• What the task requires:
Work out the count of lines in the listing below that include "name". Give that count alone.

• Source material:
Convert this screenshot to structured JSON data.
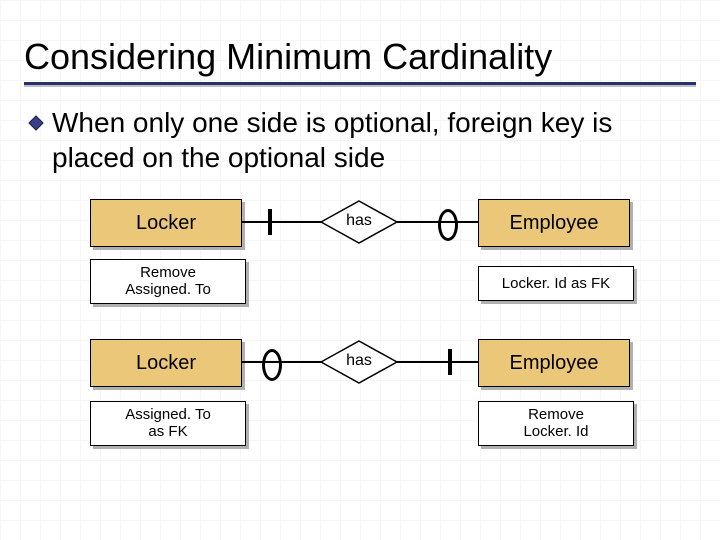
{
  "title": "Considering Minimum Cardinality",
  "bullet": "When only one side is optional, foreign key is placed on the optional side",
  "row1": {
    "left_entity": "Locker",
    "left_note_l1": "Remove",
    "left_note_l2": "Assigned. To",
    "relationship": "has",
    "left_cardinality": "mandatory-one",
    "right_cardinality": "optional-one",
    "right_entity": "Employee",
    "right_note": "Locker. Id as FK"
  },
  "row2": {
    "left_entity": "Locker",
    "left_note_l1": "Assigned. To",
    "left_note_l2": "as FK",
    "relationship": "has",
    "left_cardinality": "optional-one",
    "right_cardinality": "mandatory-one",
    "right_entity": "Employee",
    "right_note_l1": "Remove",
    "right_note_l2": "Locker. Id"
  }
}
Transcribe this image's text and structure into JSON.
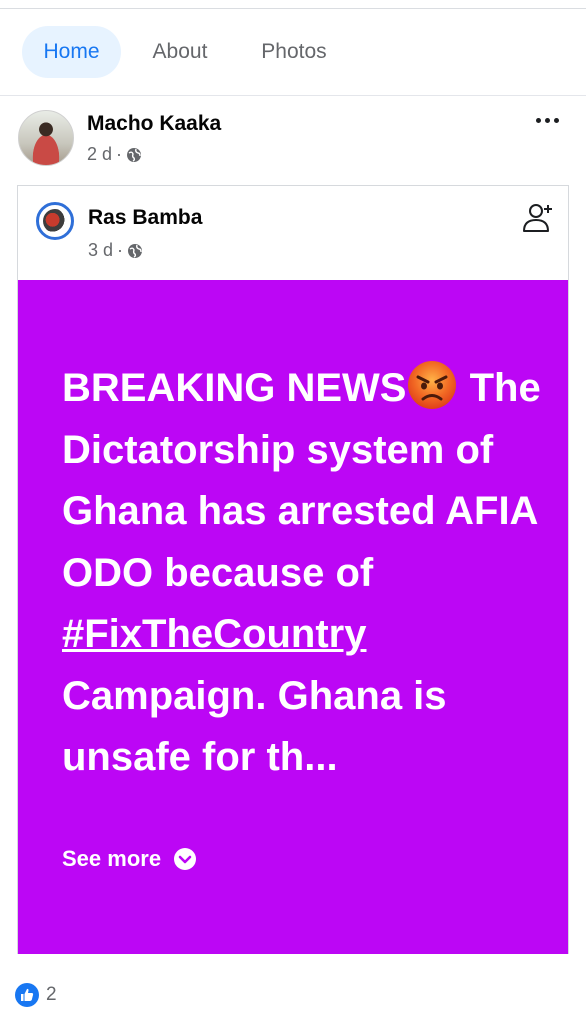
{
  "tabs": [
    {
      "label": "Home",
      "active": true
    },
    {
      "label": "About"
    },
    {
      "label": "Photos"
    }
  ],
  "post": {
    "author": "Macho Kaaka",
    "time": "2 d",
    "privacy_icon": "globe-icon",
    "more_icon": "more-options-icon",
    "shared": {
      "author": "Ras Bamba",
      "time": "3 d",
      "privacy_icon": "globe-icon",
      "action_icon": "add-friend-icon",
      "background_color": "#bc06f5",
      "text_line1": "BREAKING NEWS",
      "emoji": "angry-face",
      "text_line2": "The Dictatorship system of Ghana has arrested AFIA ODO because of",
      "hashtag": "#FixTheCountry",
      "text_line3": "Campaign. Ghana is unsafe  for th...",
      "see_more": "See more"
    },
    "reactions": {
      "icon": "like-icon",
      "count": "2"
    }
  },
  "colors": {
    "accent": "#1877f2",
    "post_background": "#bc06f5",
    "secondary_text": "#65676b"
  }
}
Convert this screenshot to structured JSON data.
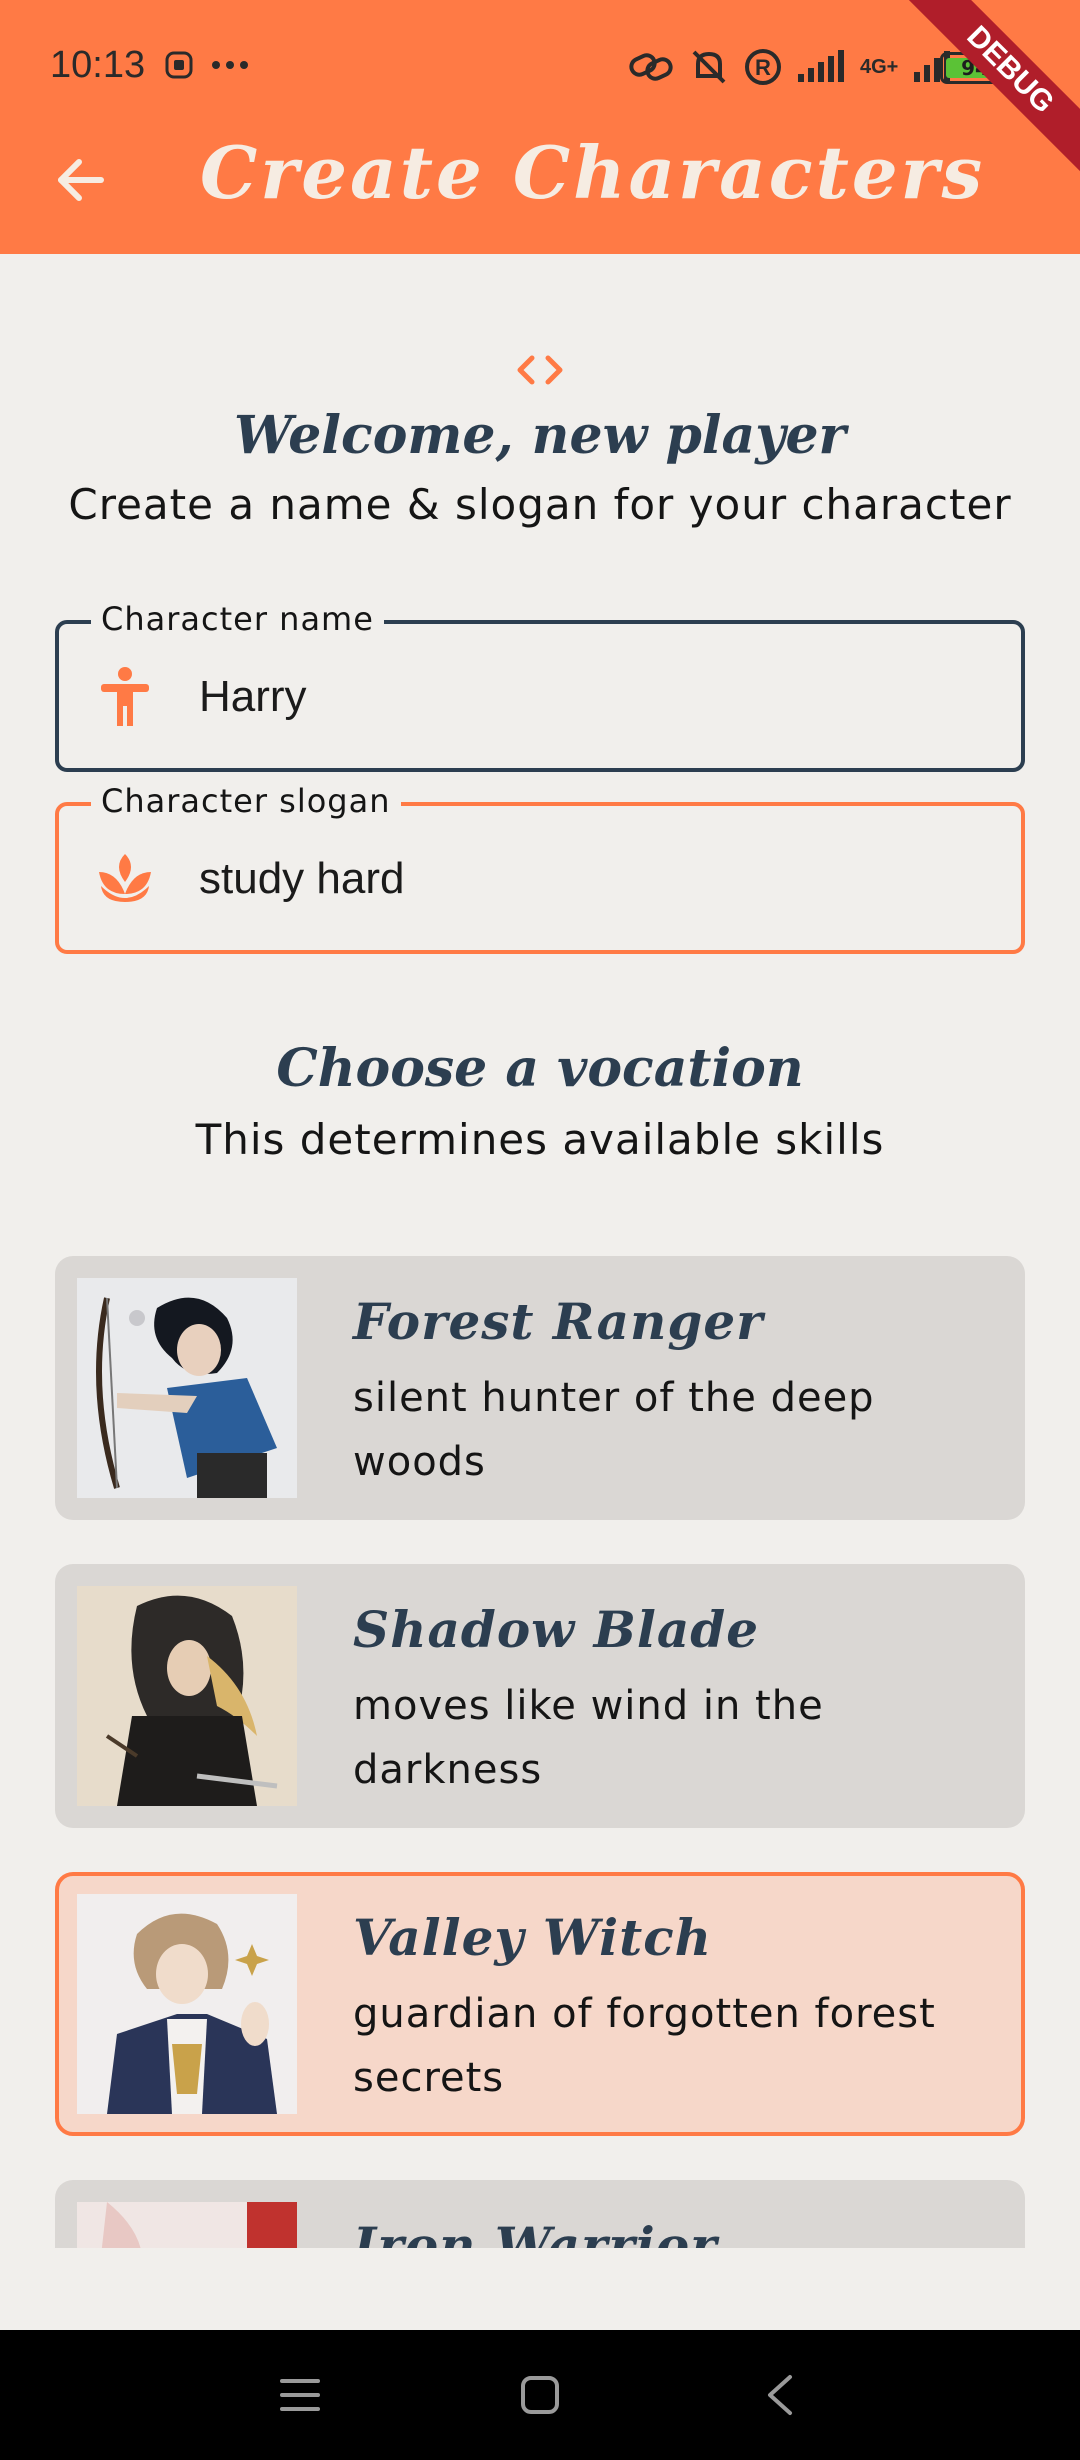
{
  "status_bar": {
    "time": "10:13",
    "battery": "94",
    "network": "4G+",
    "debug_banner": "DEBUG"
  },
  "header": {
    "title": "Create Characters",
    "back_icon": "arrow-left-icon"
  },
  "intro": {
    "icon": "code-brackets-icon",
    "title": "Welcome, new player",
    "subtitle": "Create a name & slogan for your character"
  },
  "form": {
    "name": {
      "label": "Character name",
      "value": "Harry",
      "icon": "accessibility-person-icon"
    },
    "slogan": {
      "label": "Character slogan",
      "value": "study hard",
      "icon": "spa-lotus-icon"
    }
  },
  "vocation": {
    "title": "Choose a vocation",
    "subtitle": "This determines available skills",
    "items": [
      {
        "name": "Forest Ranger",
        "desc": "silent hunter of the deep woods",
        "image": "archer-portrait",
        "selected": false
      },
      {
        "name": "Shadow Blade",
        "desc": "moves like wind in the darkness",
        "image": "hooded-rogue-portrait",
        "selected": false
      },
      {
        "name": "Valley Witch",
        "desc": "guardian of forgotten forest secrets",
        "image": "mage-portrait",
        "selected": true
      },
      {
        "name": "Iron Warrior",
        "desc": "",
        "image": "warrior-portrait",
        "selected": false
      }
    ]
  },
  "colors": {
    "accent": "#ff7a45",
    "primary_text": "#2c3e50",
    "background": "#f1efec",
    "card": "#dad7d4",
    "card_selected": "#f6d7c9"
  }
}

• Response to this exercise:
7